On a recent visit to John Buscall’s blog I was lucky enough to listen to a conversation he had with Ryan Opus about his emergence into the wine industry in Europe. They touched on a series of topics and settled in on Ryan’s approach to using the internet to build his business. Ryan has an interesting approach and if you have a few minutes I highly recommend listening to the podcast. There is some great insight there for any form of business.
There was some discussion on the podcast about Ryan’s niche in the business world.
Is the wine industry niche?
Niche is a subject or attitude that has been of interest to me for some time.
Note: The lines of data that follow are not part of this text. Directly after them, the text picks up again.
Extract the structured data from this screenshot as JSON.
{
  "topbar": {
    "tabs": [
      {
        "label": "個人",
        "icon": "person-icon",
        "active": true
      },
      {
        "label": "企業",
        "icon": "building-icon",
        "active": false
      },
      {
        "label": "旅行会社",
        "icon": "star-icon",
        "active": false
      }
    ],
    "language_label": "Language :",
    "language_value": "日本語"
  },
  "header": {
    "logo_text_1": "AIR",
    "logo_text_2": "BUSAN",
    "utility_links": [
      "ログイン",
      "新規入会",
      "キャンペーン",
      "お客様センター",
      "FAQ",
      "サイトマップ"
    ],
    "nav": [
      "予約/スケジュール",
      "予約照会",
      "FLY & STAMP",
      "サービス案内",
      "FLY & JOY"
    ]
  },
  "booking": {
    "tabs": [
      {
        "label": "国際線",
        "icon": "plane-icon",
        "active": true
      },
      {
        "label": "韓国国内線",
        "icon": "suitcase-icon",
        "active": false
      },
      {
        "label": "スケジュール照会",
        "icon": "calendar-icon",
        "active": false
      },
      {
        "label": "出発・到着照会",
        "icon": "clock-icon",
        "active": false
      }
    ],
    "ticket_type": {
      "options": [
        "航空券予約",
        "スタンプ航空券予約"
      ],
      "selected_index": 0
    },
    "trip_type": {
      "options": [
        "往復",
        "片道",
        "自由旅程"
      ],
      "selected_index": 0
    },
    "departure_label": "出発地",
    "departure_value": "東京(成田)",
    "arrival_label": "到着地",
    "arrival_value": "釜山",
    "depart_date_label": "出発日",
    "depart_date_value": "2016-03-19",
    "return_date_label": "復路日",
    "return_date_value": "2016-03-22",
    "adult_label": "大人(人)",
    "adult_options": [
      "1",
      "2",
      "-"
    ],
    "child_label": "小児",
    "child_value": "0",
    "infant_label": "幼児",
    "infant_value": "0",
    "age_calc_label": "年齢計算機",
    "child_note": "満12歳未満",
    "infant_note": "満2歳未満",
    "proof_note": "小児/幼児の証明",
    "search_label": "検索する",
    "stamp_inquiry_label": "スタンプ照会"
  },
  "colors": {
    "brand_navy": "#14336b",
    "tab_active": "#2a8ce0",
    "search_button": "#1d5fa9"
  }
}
This interview between John and Ryan got me back on that particular bandwagon again.
In this context, niche can be defines as:
“Relating to or aimed at a small specialized group or market.”
By that definition only selling Rioja in Spain would be niche.
See what I mean?
So, the wine industry isn’t niche in itself, is it? If you feel it is what then defines an industry as a niche industry? When is a business within that industry categorized as a niche business? When it is focused in on a particular approach, product or service and never veers away from its core business regardless of the other opportunities that might exist.
It is a clear choice to narrow focus.
The guy selling Rioja in Spain can certainly also sell other varietals couldn’t he? Our fictional wine merchant chooses to stick with the one grape and hones his knowledge and expertise to a point where he becomes the leading authority on the particular type of wine in his particular locale. Pretty damn niche in a big, big industry.
Do the following represent niche attitudes toward business?
- Pinpoint brand presence.
- Cutting edge.
- Stronger focus on design, product or service.
So, what about niche in the Architecture & Design industry?
The general sense I get is that in the world of business the Architecture & Design industry still seems like a niche unto itself. When the words small, specialized and market are applied to it then the sense of niche disappears quickly, however, the industry alone, when considering the GDP of a country, is miniscule. Then again, in that context, that applies to pretty much any professional services business.
There, I have just labelled the economic impact of Architecture & Design on the Canadian GDP as the factor by which we define whether it is a niche in the business world.
The services across the industry are broad, the saturation of the markets (where I have worked) are bloated and the size of some of the firms that practice Architecture & Design lead me away from the notion that my industry should be considered a niche yet when someone asks me what I do the general reaction is usually one of curiosity. The general public, it seems, does not have a good understanding of the Architecture & Design industry on the whole. It makes me feel like I am part of a rare species.
That just seems to support the notion that Architecture & Design is truly a niche industry.
Hey Architects! Don’t shoot me for picking just these three. I know there are other giants of this industry that may suit this point as well if not better.
As a member of a mainstream service provider in the industry the question that interests me is can the generalist large scale national or international firms devote segments of their business to niche pursuits and compete in the market with the true niche players?
Gensler, for example, offers off-shoot services such as Brand Strategy and User Research divisions that compete directly with the Thinkspace type of companies of the industry.
Albeit not Architects or Designers there are several global commercial furniture manufacturers who have created consultancies to address specific end user needs that do not involve the sale or procurement of office furniture which compete with Gensler’s User Research division. Would you consider that a niche within the realm of a major industry player too?
In the context of scale niche is not such an easy thing to define then, right?
The big boys can offer niche services on a broad global scale and the true niche firms like local Toronto favourites Berdifelik, Munge Leung or Giannone Petricone can play in the local waters offering similar services and there isn’t a real difference between both as niche when considering sectors or market.
Both have built success in their niche, both are known for their specialities and both market their niche well and are recognized authorities in their chosen field of work. It simply seems to me that niche remains scalable regardless of the industry and does not necessarily mean small any more considering the access we all have to global markets.
Specialised? Yes. Small, well, not necessarily so much anymore.
Are you part of a niche business or are you a niche unto yourself?
- Branding guy?
- Public Relations professional?
- Marketing chicka?
- Business Coach?
- Financial Advisor?
You may be small. You may be part of a big, big industry but you still have a niche. You might work for one of the giants and have a specialty within the generalist fold of the business.
Over to you: What is your niche and how does it fit into your industry?